It’s no longer news that the industrial scale meat production in the United States is fraught with problems. In addition to contributing to antibiotic resistance, which is a sufficient wake-up call by itself, concentrated animal feeding operations (CAFOs) bring to the forefront difficult policy and ethical considerations. Many carnivores enjoy their meaty meals, but the end-of-the-day reckoning is not always easy. Tom Philpott aptly summed up the dilemma when he said:
Every day, Americans eat more than a half pound of meat per capita — one of the highest rates on the planet. The vast majority of it is produced with methods that abuse the environment, animals, workers, and public health as a matter of course. The handful of companies that dominate U.S. meat production suck in more than 40 percent of the corn grown by our farmers — that’s more than 15 percent of the corn grown worldwide. Industrial corn, of course, is our most ecologically destructive crop.
But, as the late-night infomercial goes, there’s more.
New data recently released by the Environmental Protection Agency (EPA) and analyzed by the Environmental Integrity Project (EIP), a nonprofit non partisan organization dedicated to the enforcement of the nation’s anti-pollution laws, shows that the air around the CAFOs studied “may be unsafe, with levels of particulate matter, ammonia, or hydrogen sulfide at many sites [being] well above federal health-based standards.”
In short, as EIP notes, CAFOs pollute on an industrial scale yet have escaped most air pollution regulations that apply to other large emitters.
The EPA data was the result of a backroom deal crafted by the Bush Administration in 2005 where factory farm industries were offered years of amnesty from enforcement of the Clean Air Act and other pollution laws in exchange for an industry-funded study of factory farm emissions. Purdue University, funded by industry, conducted two years of air quality monitoring at 15 livestock confinement sites, 9 livestock waste lagoons and a dairy corral in 9 states. EPA approved Purdue’s methods and supervised the study and EIP analyzed these initial reports, comparing CAFOs air pollution with established health standards and emissions reporting rules.
The pollutants emitted are not something to be dismissed lightly.
The EIP reports that, ammonia, for example, is a respiratory and eye irritant that can cause numerous symptoms raging from mild cough and sore throat to inflammation, burns, and at very high concentration, death. Particulates may decrease lung function, worsen asthma and respiratory symptoms and increase risk of heart attacks and premature death as they lodge in the lung tissue. Hydrogen sulfide gas, much like ammonia, causes respiratory and eye irritation, and at increased levels, can also cause nervous system effects, unconsciousness, long-term neurological symptoms and death.

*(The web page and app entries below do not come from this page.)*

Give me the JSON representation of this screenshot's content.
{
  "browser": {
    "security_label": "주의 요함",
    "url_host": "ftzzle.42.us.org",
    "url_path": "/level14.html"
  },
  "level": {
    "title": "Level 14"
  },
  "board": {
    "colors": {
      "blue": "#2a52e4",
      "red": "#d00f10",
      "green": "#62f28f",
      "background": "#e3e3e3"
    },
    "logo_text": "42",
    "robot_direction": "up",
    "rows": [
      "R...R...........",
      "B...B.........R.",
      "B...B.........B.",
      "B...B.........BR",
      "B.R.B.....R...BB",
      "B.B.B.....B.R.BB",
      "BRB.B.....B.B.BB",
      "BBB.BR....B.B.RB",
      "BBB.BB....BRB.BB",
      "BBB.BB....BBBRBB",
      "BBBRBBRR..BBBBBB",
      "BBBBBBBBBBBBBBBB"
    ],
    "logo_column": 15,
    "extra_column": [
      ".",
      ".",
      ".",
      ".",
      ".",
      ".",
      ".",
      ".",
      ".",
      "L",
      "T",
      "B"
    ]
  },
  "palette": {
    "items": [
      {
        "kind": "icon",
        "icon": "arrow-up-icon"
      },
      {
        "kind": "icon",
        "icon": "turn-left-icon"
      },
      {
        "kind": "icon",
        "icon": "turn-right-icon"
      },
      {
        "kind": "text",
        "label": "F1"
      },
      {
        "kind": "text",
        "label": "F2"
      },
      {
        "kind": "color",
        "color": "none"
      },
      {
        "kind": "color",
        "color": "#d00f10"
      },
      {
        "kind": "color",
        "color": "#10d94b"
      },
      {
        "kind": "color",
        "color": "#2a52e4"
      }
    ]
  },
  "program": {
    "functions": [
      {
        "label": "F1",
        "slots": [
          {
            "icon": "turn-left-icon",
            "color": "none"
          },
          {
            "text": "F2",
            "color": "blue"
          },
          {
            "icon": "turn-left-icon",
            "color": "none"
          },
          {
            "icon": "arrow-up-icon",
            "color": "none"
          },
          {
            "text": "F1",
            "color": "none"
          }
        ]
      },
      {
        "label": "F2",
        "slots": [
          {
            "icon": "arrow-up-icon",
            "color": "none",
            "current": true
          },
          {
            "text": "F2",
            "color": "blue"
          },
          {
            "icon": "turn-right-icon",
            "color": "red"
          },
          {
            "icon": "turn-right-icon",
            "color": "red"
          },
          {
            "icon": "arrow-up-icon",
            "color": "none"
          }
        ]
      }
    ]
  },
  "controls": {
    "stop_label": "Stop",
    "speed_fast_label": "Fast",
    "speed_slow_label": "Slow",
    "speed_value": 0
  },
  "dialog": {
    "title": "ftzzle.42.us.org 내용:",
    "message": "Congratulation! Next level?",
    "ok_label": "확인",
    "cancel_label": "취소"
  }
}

The EIP’s analysis is unsettling, and despite certain data and reporting problems from Purdue University (EIP notes that Purdue’s analysis “likely underestimates” pollution), it is evident that CAFOs should not have carte blanche when it comes to emissions.